Chapter XVI: Forensic Watermarking for Secure Multimedia Distribution
Farook Sattar, Nanyang Technological University, Singapore
Dan Yu, Hewlett-Packard, Shanghai, China
This chapter discusses on forensic tracking through digital watermarking for secure multimedia distribution. The existing watermarking schemes are elaborated and their assumptions as well as limitations for tracking are discussed. Especially, an Independent Component Analysis (ICA) based watermarking scheme is presented, which overcomes the problems of the existing watermarking schemes. Multiple watermarking technique is used where one watermark is used for ownership varification and the other one is used to identify the legal user of the distributed content. In the absence of a priori information, i.e. the original data, original watermark, embedding locations as well as the strength, our ICA technique provides efficient watermark extraction scheme with the help of side information. The robustness against common signal processing attacks are presented. Lastly, the challenges in the forensic tracking through digital watermarking techniques are discussed.
Chapter XVII: Spim and Advertisement: Proposing a Model For Charging Intrusion
Dionysios Politis, Aristotle University of Thessaloniki, Greece
An issue factually challenging the peer-to-peer nature of the Internet is the increase of spam trafficking. Having reached record levels the last years, it raised consciousness that Internet communication was endangered by an erosive threat similar to the uncontrollable, massive free circulation of MP3s that devastated the musical industry. Recent combined advances in the software industry and in the legal front have reduced the phenomenon. The technical, social, financial and legal parameters of this campaign are examined in this chapter under the prism of a networked economy. A mathematical model is proposed for charging spam based on advertisement standards and weights.
Chapter XVIII: European E-Signatures Solutions on the Basis of PKI Authentication Technology
IIoannis P. Chochliouros, Hellenic Telecommunications Organization S.A.(ΟΤΕ), Greece
Anastasia S. Spiliopoulou, Lawyer, Athens Bar Association, Greece
Stergios P. Chochliouros, Hellenic Telecommunications Organization S.A.(ΟΤΕ), Greece
Konstantinos N. Voudouris, Technological Educational Institute of Athens, Greece
This chapter presents systems of certification authorities and registration authorities and other supporting servers and agents that perform certificate management, archive management, key management, and token management functions.
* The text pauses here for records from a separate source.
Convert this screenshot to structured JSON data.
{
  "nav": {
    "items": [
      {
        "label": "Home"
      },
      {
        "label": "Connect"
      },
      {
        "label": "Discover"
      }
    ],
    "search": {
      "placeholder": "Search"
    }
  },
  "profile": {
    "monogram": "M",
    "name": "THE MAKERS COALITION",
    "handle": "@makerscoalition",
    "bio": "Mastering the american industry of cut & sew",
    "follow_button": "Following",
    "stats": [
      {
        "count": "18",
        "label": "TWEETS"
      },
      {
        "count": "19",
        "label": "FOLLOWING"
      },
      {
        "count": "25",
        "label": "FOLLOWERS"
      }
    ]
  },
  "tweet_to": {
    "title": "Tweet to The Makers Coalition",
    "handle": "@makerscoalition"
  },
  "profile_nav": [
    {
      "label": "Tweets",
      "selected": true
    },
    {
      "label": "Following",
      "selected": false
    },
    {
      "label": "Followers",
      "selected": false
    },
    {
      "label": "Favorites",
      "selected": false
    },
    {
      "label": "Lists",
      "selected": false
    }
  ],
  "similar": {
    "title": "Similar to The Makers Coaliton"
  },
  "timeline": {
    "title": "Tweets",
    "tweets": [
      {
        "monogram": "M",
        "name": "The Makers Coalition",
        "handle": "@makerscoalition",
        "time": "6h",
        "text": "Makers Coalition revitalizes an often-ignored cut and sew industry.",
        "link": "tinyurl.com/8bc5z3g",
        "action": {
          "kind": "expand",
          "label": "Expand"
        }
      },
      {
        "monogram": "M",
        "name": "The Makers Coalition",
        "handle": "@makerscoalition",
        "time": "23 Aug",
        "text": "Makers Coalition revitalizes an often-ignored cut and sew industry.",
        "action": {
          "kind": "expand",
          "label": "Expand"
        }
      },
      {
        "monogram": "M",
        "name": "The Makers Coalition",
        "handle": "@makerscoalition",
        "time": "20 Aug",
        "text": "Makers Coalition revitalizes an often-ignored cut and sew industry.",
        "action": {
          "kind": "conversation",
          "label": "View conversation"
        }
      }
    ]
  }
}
These activities that support security policy by monitoring and controlling security services, elements and mechanisms, distributing security information, and reporting security events are examined with the main focus on PKI authentication technology.
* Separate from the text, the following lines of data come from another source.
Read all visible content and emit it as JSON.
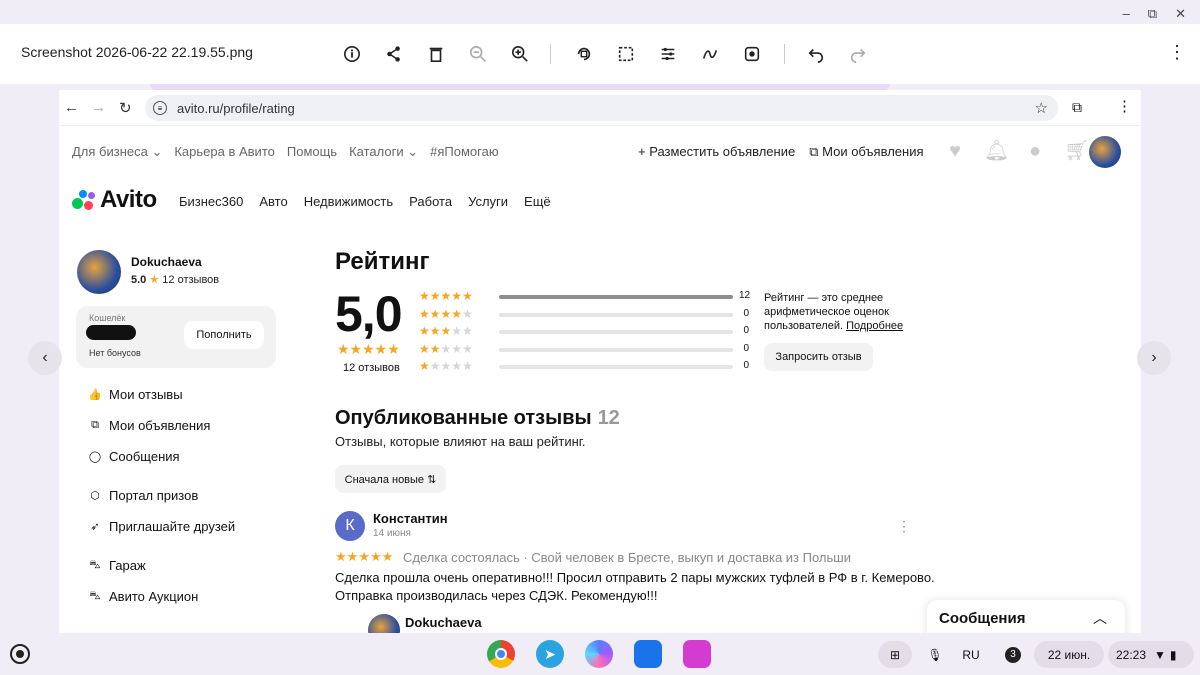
{
  "viewer": {
    "title": "Screenshot 2026-06-22 22.19.55.png"
  },
  "window_controls": [
    "–",
    "⧉",
    "✕"
  ],
  "browser": {
    "url": "avito.ru/profile/rating"
  },
  "avito_topnav": {
    "left": [
      "Для бизнеса ⌄",
      "Карьера в Авито",
      "Помощь",
      "Каталоги ⌄",
      "#яПомогаю"
    ],
    "post_ad": "+ Разместить объявление",
    "my_ads": "⧉ Мои объявления"
  },
  "logo": {
    "text": "Avito"
  },
  "main_nav": [
    "Бизнес360",
    "Авто",
    "Недвижимость",
    "Работа",
    "Услуги",
    "Ещё"
  ],
  "profile": {
    "name": "Dokuchaeva",
    "rating": "5.0",
    "star": "★",
    "reviews": "12 отзывов",
    "wallet_label": "Кошелёк",
    "bonus": "Нет бонусов",
    "topup": "Пополнить"
  },
  "sidebar_menu": [
    {
      "label": "Мои отзывы",
      "icon": "thumbs-up-icon",
      "glyph": "👍"
    },
    {
      "label": "Мои объявления",
      "icon": "copy-icon",
      "glyph": "⧉"
    },
    {
      "label": "Сообщения",
      "icon": "chat-icon",
      "glyph": "◯"
    },
    {
      "label": "Портал призов",
      "icon": "prize-icon",
      "glyph": "⬡"
    },
    {
      "label": "Приглашайте друзей",
      "icon": "rocket-icon",
      "glyph": "➶"
    },
    {
      "label": "Гараж",
      "icon": "car-icon",
      "glyph": "⛍"
    },
    {
      "label": "Авито Аукцион",
      "icon": "auction-car-icon",
      "glyph": "⛍"
    }
  ],
  "rating": {
    "heading": "Рейтинг",
    "score": "5,0",
    "stars": "★★★★★",
    "count": "12 отзывов",
    "distribution": [
      {
        "stars": 5,
        "count": 12,
        "share": 1.0
      },
      {
        "stars": 4,
        "count": 0,
        "share": 0
      },
      {
        "stars": 3,
        "count": 0,
        "share": 0
      },
      {
        "stars": 2,
        "count": 0,
        "share": 0
      },
      {
        "stars": 1,
        "count": 0,
        "share": 0
      }
    ],
    "info": "Рейтинг — это среднее арифметическое оценок пользователей.",
    "info_link": "Подробнее",
    "request_button": "Запросить отзыв"
  },
  "published": {
    "heading": "Опубликованные отзывы",
    "count": "12",
    "subtitle": "Отзывы, которые влияют на ваш рейтинг.",
    "sort_button": "Сначала новые ⇅"
  },
  "review": {
    "avatar_letter": "К",
    "author": "Константин",
    "date": "14 июня",
    "stars": "★★★★★",
    "deal": "Сделка состоялась · Свой человек в Бресте, выкуп и доставка из Польши",
    "text": "Сделка прошла очень оперативно!!! Просил отправить 2 пары мужских туфлей в РФ в г. Кемерово. Отправка производилась через СДЭК. Рекомендую!!!",
    "reply_author": "Dokuchaeva",
    "more": "⋮"
  },
  "messages_panel": {
    "title": "Сообщения",
    "chevron": "︿"
  },
  "taskbar": {
    "lang": "RU",
    "badge": "3",
    "date": "22 июн.",
    "time": "22:23"
  },
  "colors": {
    "star": "#f5a623",
    "avatar_k": "#5a6ac9",
    "panel_bg": "#f2f2f2"
  }
}
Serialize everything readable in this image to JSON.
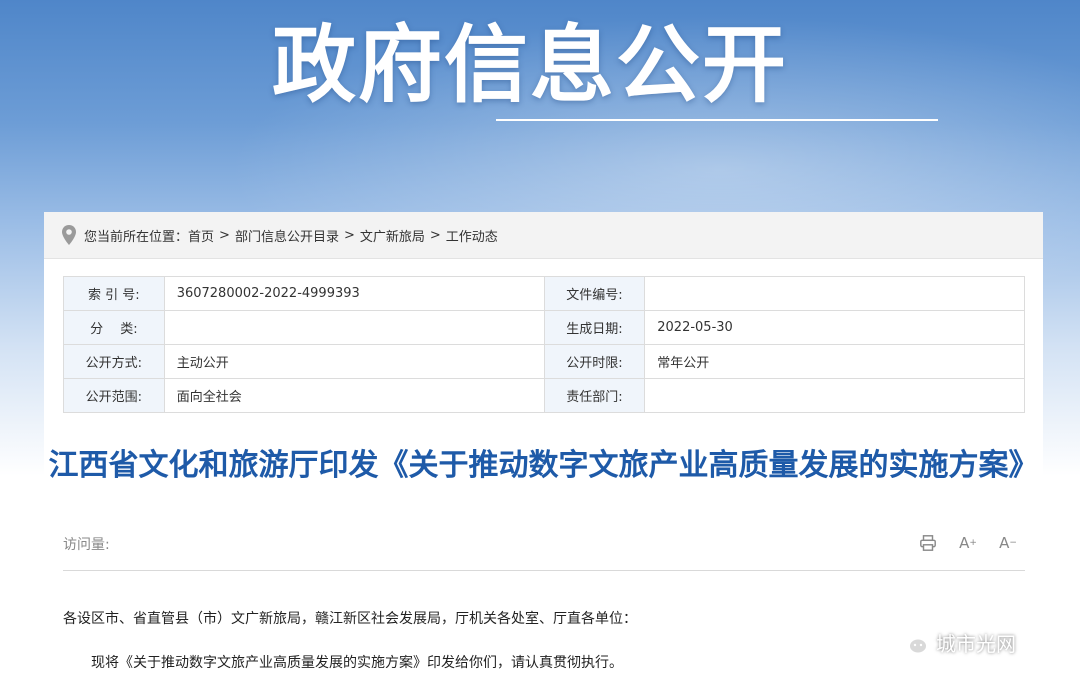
{
  "banner": {
    "title": "政府信息公开"
  },
  "breadcrumb": {
    "prefix": "您当前所在位置：",
    "items": [
      "首页",
      "部门信息公开目录",
      "文广新旅局",
      "工作动态"
    ],
    "separator": ">"
  },
  "info": {
    "rows": [
      {
        "l1": "索 引 号:",
        "v1": "3607280002-2022-4999393",
        "l2": "文件编号:",
        "v2": ""
      },
      {
        "l1": "分　 类:",
        "v1": "",
        "l2": "生成日期:",
        "v2": "2022-05-30"
      },
      {
        "l1": "公开方式:",
        "v1": "主动公开",
        "l2": "公开时限:",
        "v2": "常年公开"
      },
      {
        "l1": "公开范围:",
        "v1": "面向全社会",
        "l2": "责任部门:",
        "v2": ""
      }
    ]
  },
  "article": {
    "title": "江西省文化和旅游厅印发《关于推动数字文旅产业高质量发展的实施方案》",
    "visits_label": "访问量:",
    "font_increase": "A",
    "font_decrease": "A",
    "paragraphs": [
      "各设区市、省直管县（市）文广新旅局，赣江新区社会发展局，厅机关各处室、厅直各单位：",
      "现将《关于推动数字文旅产业高质量发展的实施方案》印发给你们，请认真贯彻执行。"
    ]
  },
  "watermark": {
    "text": "城市光网"
  }
}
Chapter XIX: Security of Alternative Delivery Channels in Banking: Issues and Countermeasures
Manish Gupta, State University of New York, USA
H. Raghav Rao, State University of New York, USA
Shambhu Upadhyay, State University of New York, USA
To sustain competitive advantages, financial institutions continuously strive to innovate and offer new banking channels to their customers as technology creates new dimensions to their banking systems. One of the most popular such diversification of channel is electronic banking (e-banking). Information assurance is a key component in e-banking services. This chapter investigates the information assurance issues and tenets of e-banking security that would be needed for design, development and assessment of an adequate electronic security infrastructure. The technology terminology and frameworks presented in the paper are with the view to equip the reader with a glimpse of the state-of-art technologies that may help towards learned and better decisions regarding electronic security.